Q. If you could go back seven years and five seasons, knowing what you know now, wat advice would you give yourselves?
Colin Ferguson: I’d probably just laugh and pat myself on the back and say, “Good luck, buddy.”
Jamie Paglia: I think probably it’s just about being more open to the possibilities that things can look a different way. In some ways, I do think of myself being very collaborative in terms of making this show. You have to be, despite the nature of the medium. It’s so many moving parts, and you’ve got so many people with expertise in their areas. If you don’t rely on those people to do their jobs, it makes it impossible to do yours. And I’m sure I drove our director, Peter O’Fallon, of the pilot, absolutely crazy on those first days shooting because--well, wait a second, that’s not how I envisioned this particular line being said, and wait, they dropped a word there. And you realize this is a fluid beast, and how to roll with it in a way that it gets better as opposed to “Well it’s not how I had it in my head.” So I think just being open, that’s probably the biggest thing.
Colin Ferguson: Yes, I’d go with that too. And patience. I learned a lot from Grant Rosenberg, who was one of our supervising producers, and Matt Hastings--their political acumen and how they accomplish things. That was a great learning ground for me, working with those guys, and I’d say the same thing. Just patience and other points of view and how to get things done.
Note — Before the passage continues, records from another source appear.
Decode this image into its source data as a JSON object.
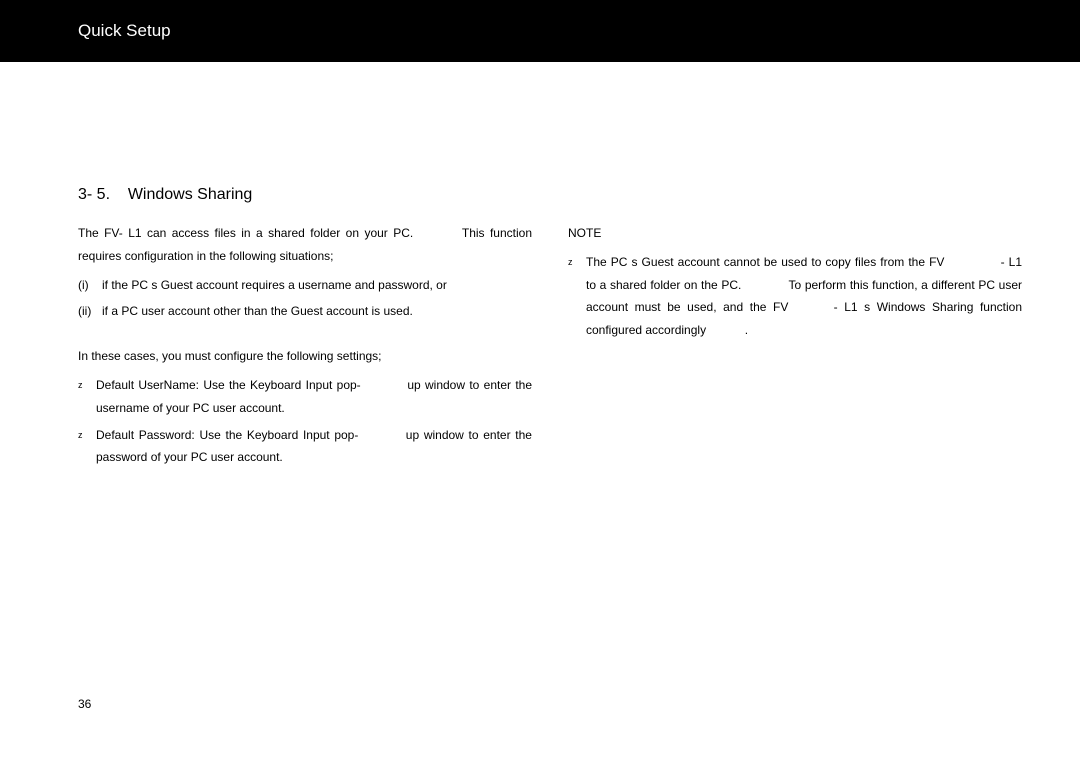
{
  "header": {
    "title": "Quick Setup"
  },
  "section": {
    "number": "3- 5.",
    "title": "Windows Sharing"
  },
  "left": {
    "intro_a": "The  FV- L1  can access files in a shared folder on your PC.",
    "intro_b": "This function requires configuration in the following situations;",
    "item_i_marker": "(i)",
    "item_i": "if the PC s  Guest  account requires a username and password, or",
    "item_ii_marker": "(ii)",
    "item_ii": "if a  PC user account other than the  Guest  account is used.",
    "mid": "In these cases, you must configure the following settings;",
    "b1_a": "Default UserName: Use the  Keyboard Input  pop-",
    "b1_b": "up window to enter the username of your PC user account.",
    "b2_a": "Default Password: Use the  Keyboard Input  pop-",
    "b2_b": "up window to enter the password of your PC user account."
  },
  "right": {
    "note": "NOTE",
    "n1": "The PC s  Guest  account cannot be used to copy files from the FV",
    "n2": "- L1 to a shared folder on the PC.",
    "n3": "To perform this function, a different PC user  account  must  be  used,  and  the  FV",
    "n4": "- L1 s   Windows  Sharing function configured accordingly",
    "n5": "."
  },
  "page_number": "36"
}
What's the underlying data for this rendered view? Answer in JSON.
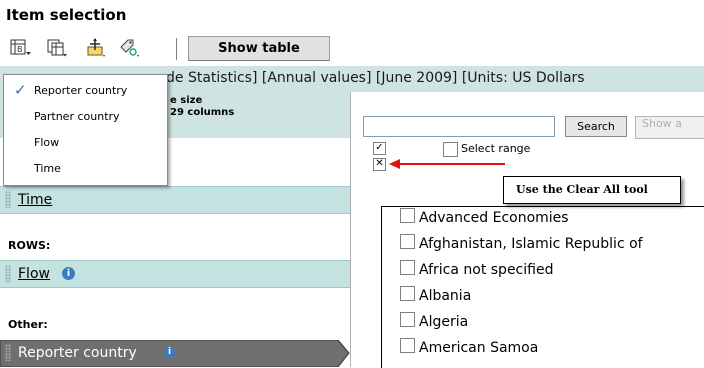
{
  "title": "Item selection",
  "toolbar": {
    "icons": [
      "pivot-layout-icon",
      "layout-icon",
      "move-dimension-icon",
      "tag-settings-icon"
    ],
    "show_table_label": "Show table"
  },
  "breadcrumb": "de Statistics] [Annual values] [June 2009] [Units: US Dollars",
  "left_panel": {
    "size_label": "e size",
    "size_value": "29 columns",
    "time_label": "Time",
    "rows_label": "ROWS:",
    "flow_label": "Flow",
    "other_label": "Other:",
    "reporter_label": "Reporter country",
    "info_glyph": "i"
  },
  "menu": {
    "items": [
      {
        "label": "Reporter country",
        "checked": true
      },
      {
        "label": "Partner country",
        "checked": false
      },
      {
        "label": "Flow",
        "checked": false
      },
      {
        "label": "Time",
        "checked": false
      }
    ],
    "check_glyph": "✓"
  },
  "right_panel": {
    "search_value": "",
    "search_button": "Search",
    "show_button": "Show a",
    "select_range_label": "Select range",
    "select_all_glyph": "✓",
    "clear_all_glyph": "✕",
    "callout": "Use the Clear All tool",
    "items": [
      "Advanced Economies",
      "Afghanistan, Islamic Republic of",
      "Africa not specified",
      "Albania",
      "Algeria",
      "American Samoa"
    ]
  },
  "colors": {
    "strip": "#cfe3e3",
    "dimension_row": "#c4e3e0",
    "reporter_row": "#6f6f6f",
    "arrow": "#e01010",
    "info_icon": "#3b7bbf"
  }
}
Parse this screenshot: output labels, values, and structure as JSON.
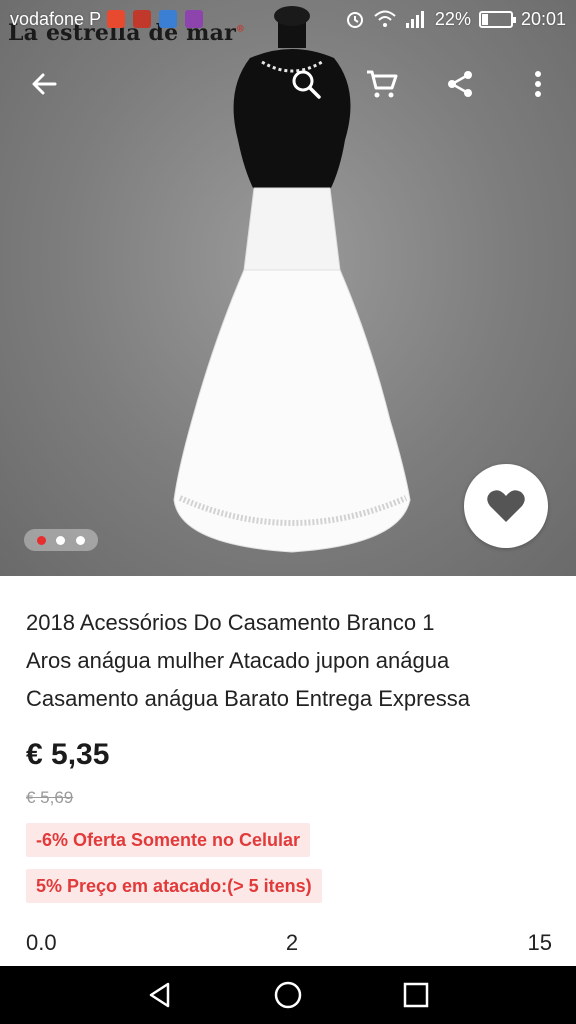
{
  "status_bar": {
    "carrier": "vodafone P",
    "battery_percent": "22%",
    "battery_level": 0.22,
    "time": "20:01",
    "notification_icons": [
      "mail-icon",
      "red-app-icon",
      "wifi-settings-icon",
      "gallery-icon"
    ]
  },
  "watermark": {
    "text": "La estrella de mar",
    "mark": "®"
  },
  "toolbar": {
    "back_icon": "arrow-left-icon",
    "search_icon": "search-icon",
    "cart_icon": "cart-icon",
    "share_icon": "share-icon",
    "more_icon": "more-vertical-icon"
  },
  "carousel": {
    "count": 3,
    "active_index": 0,
    "active_color": "#e62e2e"
  },
  "favorite": {
    "icon": "heart-icon"
  },
  "product": {
    "title_line1": "2018 Acessórios Do Casamento Branco 1",
    "title_line2": "Aros anágua mulher Atacado jupon anágua",
    "title_line3": "Casamento anágua Barato Entrega Expressa",
    "price": "€ 5,35",
    "old_price": "€ 5,69",
    "promo_mobile": "-6% Oferta Somente no Celular",
    "promo_wholesale": "5% Preço em atacado:(> 5 itens)",
    "stat_rating": "0.0",
    "stat_reviews": "2",
    "stat_orders": "15"
  },
  "colors": {
    "accent": "#e23a3a",
    "promo_bg": "#fde8e8"
  },
  "nav_bar": {
    "back": "nav-back-icon",
    "home": "nav-home-icon",
    "recents": "nav-recents-icon"
  }
}
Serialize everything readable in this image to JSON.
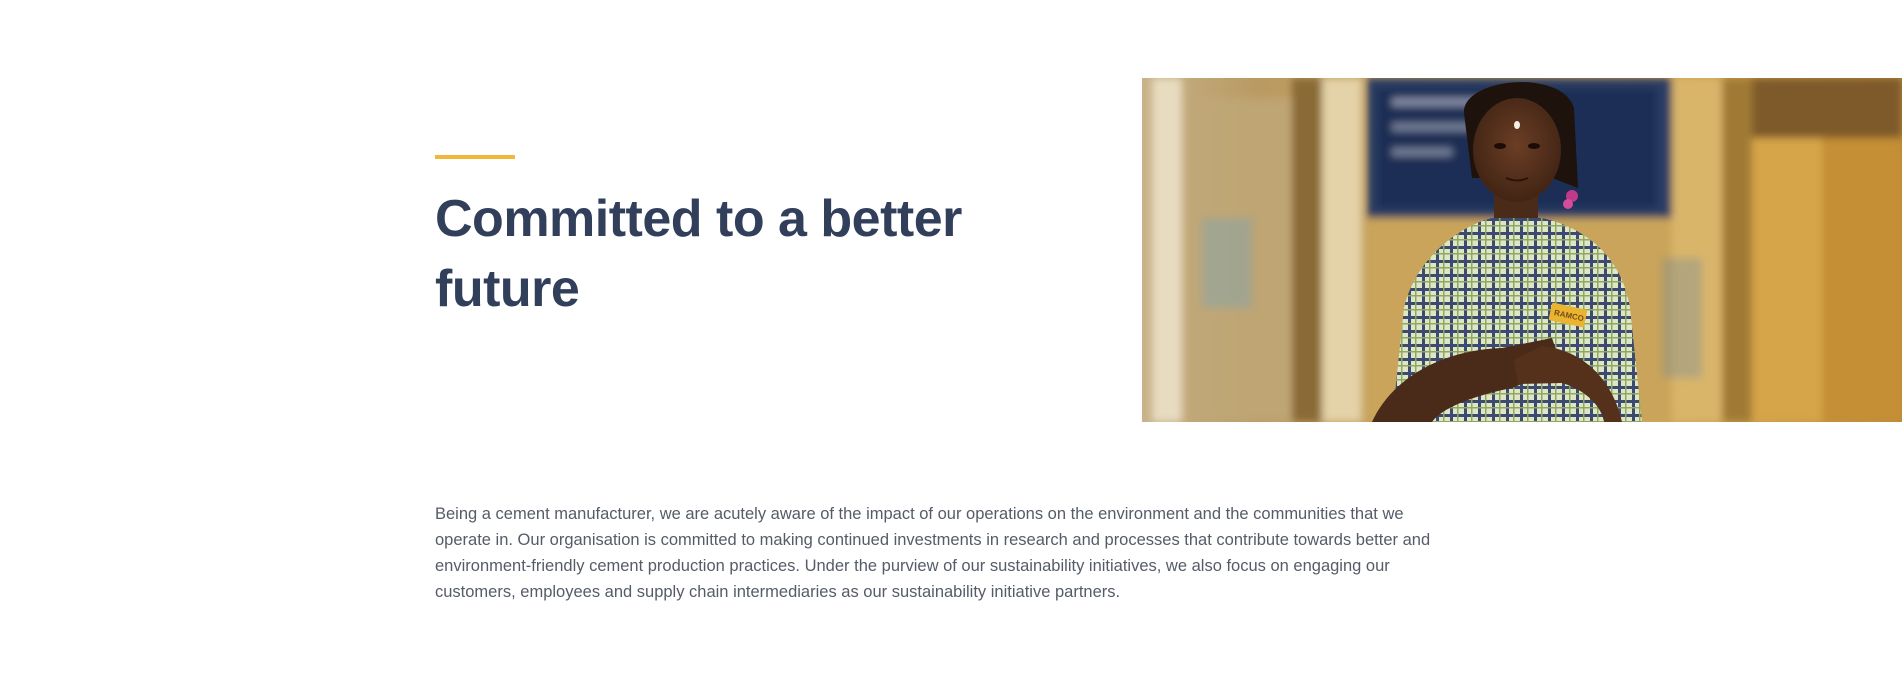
{
  "section": {
    "headline": "Committed to a better future",
    "body": "Being a cement manufacturer, we are acutely aware of the impact of our operations on the environment and the communities that we operate in. Our organisation is committed to making continued investments in research and processes that contribute towards better and environment-friendly cement production practices. Under the purview of our sustainability initiatives, we also focus on engaging our customers, employees and supply chain intermediaries as our sustainability initiative partners.",
    "accent_color": "#f0b93a",
    "headline_color": "#323f5b",
    "body_color": "#555c68"
  },
  "hero_image": {
    "description_icon": "photo-icon",
    "badge_text": "RAMCO"
  }
}
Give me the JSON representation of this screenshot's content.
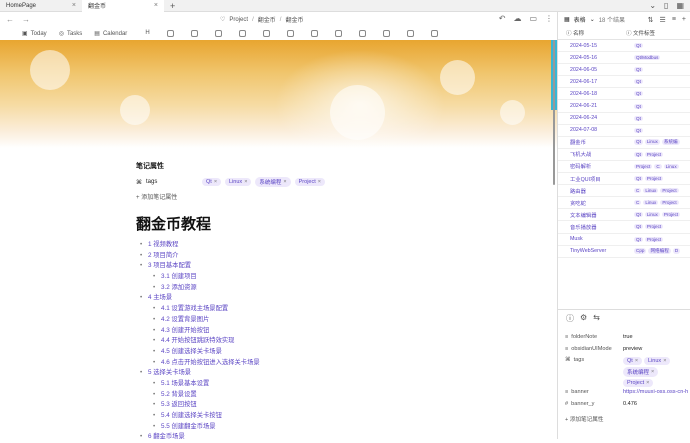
{
  "tabs": [
    {
      "label": "HomePage",
      "active": false
    },
    {
      "label": "翻金币",
      "active": true
    }
  ],
  "breadcrumb": [
    "Project",
    "翻金币",
    "翻金币"
  ],
  "toolbar": {
    "today": "Today",
    "tasks": "Tasks",
    "calendar": "Calendar",
    "heading": "H"
  },
  "right_panel": {
    "view": "表格",
    "count": "18 个结果"
  },
  "table": {
    "col_name": "名称",
    "col_tags": "文件标签",
    "rows": [
      {
        "name": "2024-05-15",
        "tags": [
          "Qt"
        ]
      },
      {
        "name": "2024-05-16",
        "tags": [
          "Qt/Modbus"
        ]
      },
      {
        "name": "2024-06-05",
        "tags": [
          "Qt"
        ]
      },
      {
        "name": "2024-06-17",
        "tags": [
          "Qt"
        ]
      },
      {
        "name": "2024-06-18",
        "tags": [
          "Qt"
        ]
      },
      {
        "name": "2024-06-21",
        "tags": [
          "Qt"
        ]
      },
      {
        "name": "2024-06-24",
        "tags": [
          "Qt"
        ]
      },
      {
        "name": "2024-07-08",
        "tags": [
          "Qt"
        ]
      },
      {
        "name": "翻金币",
        "tags": [
          "Qt",
          "Linux",
          "系统编"
        ]
      },
      {
        "name": "飞机大战",
        "tags": [
          "Qt",
          "Project"
        ]
      },
      {
        "name": "密码解析",
        "tags": [
          "Project",
          "C",
          "Linux"
        ]
      },
      {
        "name": "工业QUI项目",
        "tags": [
          "Qt",
          "Project"
        ]
      },
      {
        "name": "路由器",
        "tags": [
          "C",
          "Linux",
          "Project"
        ]
      },
      {
        "name": "贪吃蛇",
        "tags": [
          "C",
          "Linux",
          "Project"
        ]
      },
      {
        "name": "文本编辑器",
        "tags": [
          "Qt",
          "Linux",
          "Project"
        ]
      },
      {
        "name": "音乐播放器",
        "tags": [
          "Qt",
          "Project"
        ]
      },
      {
        "name": "Musk",
        "tags": [
          "Qt",
          "Project"
        ]
      },
      {
        "name": "TinyWebServer",
        "tags": [
          "Cpp",
          "网络编程",
          "D"
        ]
      }
    ]
  },
  "frontmatter": {
    "folderNote_key": "folderNote",
    "folderNote_val": "true",
    "obsidianUIMode_key": "obsidianUIMode",
    "obsidianUIMode_val": "preview",
    "tags_key": "tags",
    "tags": [
      "Qt",
      "Linux",
      "系统编程",
      "Project"
    ],
    "banner_key": "banner",
    "banner_val": "https://muuxi-oss.oss-cn-h",
    "banner_y_key": "banner_y",
    "banner_y_val": "0.476",
    "add_label": "添加笔记属性"
  },
  "note_props": {
    "heading": "笔记属性",
    "tags_label": "tags",
    "tags": [
      "Qt",
      "Linux",
      "系统编程",
      "Project"
    ],
    "add_label": "添加笔记属性"
  },
  "doc_title": "翻金币教程",
  "toc": [
    {
      "label": "1 视频教程",
      "level": 1
    },
    {
      "label": "2 项目简介",
      "level": 1
    },
    {
      "label": "3 项目基本配置",
      "level": 1
    },
    {
      "label": "3.1 创建项目",
      "level": 2
    },
    {
      "label": "3.2 添加资源",
      "level": 2
    },
    {
      "label": "4 主场景",
      "level": 1
    },
    {
      "label": "4.1 设置游戏主场景配置",
      "level": 2
    },
    {
      "label": "4.2 设置背景图片",
      "level": 2
    },
    {
      "label": "4.3 创建开始按钮",
      "level": 2
    },
    {
      "label": "4.4 开始按钮跳跃特效实现",
      "level": 2
    },
    {
      "label": "4.5 创建选择关卡场景",
      "level": 2
    },
    {
      "label": "4.6 点击开始按钮进入选择关卡场景",
      "level": 2
    },
    {
      "label": "5 选择关卡场景",
      "level": 1
    },
    {
      "label": "5.1 场景基本设置",
      "level": 2
    },
    {
      "label": "5.2 背景设置",
      "level": 2
    },
    {
      "label": "5.3 返回按钮",
      "level": 2
    },
    {
      "label": "5.4 创建选择关卡按钮",
      "level": 2
    },
    {
      "label": "5.5 创建翻金币场景",
      "level": 2
    },
    {
      "label": "6 翻金币场景",
      "level": 1
    }
  ]
}
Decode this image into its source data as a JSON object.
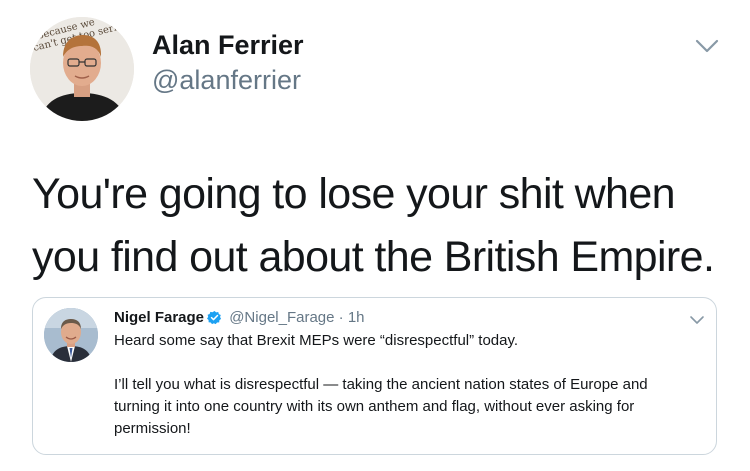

I really learned how to get things done, which I’m sure everyone was very glad when I did.